**TASK BRIEF:** Set down the data that follows again, exactly as written.

**RECORDED INFORMATION:**
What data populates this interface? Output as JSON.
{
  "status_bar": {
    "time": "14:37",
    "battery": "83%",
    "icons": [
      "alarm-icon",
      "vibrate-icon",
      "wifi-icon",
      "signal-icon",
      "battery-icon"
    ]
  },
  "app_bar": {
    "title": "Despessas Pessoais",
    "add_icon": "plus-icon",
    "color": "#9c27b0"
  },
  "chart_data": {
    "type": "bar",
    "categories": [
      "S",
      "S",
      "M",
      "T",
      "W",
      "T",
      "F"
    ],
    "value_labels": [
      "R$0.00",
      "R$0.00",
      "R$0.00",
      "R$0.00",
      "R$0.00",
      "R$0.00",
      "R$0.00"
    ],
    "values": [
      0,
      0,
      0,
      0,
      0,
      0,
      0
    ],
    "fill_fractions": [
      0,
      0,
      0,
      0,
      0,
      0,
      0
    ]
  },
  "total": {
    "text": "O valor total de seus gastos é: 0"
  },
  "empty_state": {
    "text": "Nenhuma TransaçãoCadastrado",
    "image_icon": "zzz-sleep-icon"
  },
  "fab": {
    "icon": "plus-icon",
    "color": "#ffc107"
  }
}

**TASK RESULT:**
What data populates this interface? Output as JSON.
{
  "status_bar": {
    "time": "14:37",
    "battery": "83%",
    "icons": [
      "alarm-icon",
      "vibrate-icon",
      "wifi-icon",
      "signal-icon",
      "battery-icon"
    ]
  },
  "app_bar": {
    "title": "Despessas Pessoais",
    "add_icon": "plus-icon",
    "color": "#9c27b0"
  },
  "chart_data": {
    "type": "bar",
    "categories": [
      "S",
      "S",
      "M",
      "T",
      "W",
      "T",
      "F"
    ],
    "value_labels": [
      "R$0.00",
      "R$0.00",
      "R$0.00",
      "R$0.00",
      "R$0.00",
      "R$0.00",
      "R$0.00"
    ],
    "values": [
      0,
      0,
      0,
      0,
      0,
      0,
      0
    ],
    "fill_fractions": [
      0,
      0,
      0,
      0,
      0,
      0,
      0
    ]
  },
  "total": {
    "text": "O valor total de seus gastos é: 0"
  },
  "empty_state": {
    "text": "Nenhuma TransaçãoCadastrado",
    "image_icon": "zzz-sleep-icon"
  },
  "fab": {
    "icon": "plus-icon",
    "color": "#ffc107"
  }
}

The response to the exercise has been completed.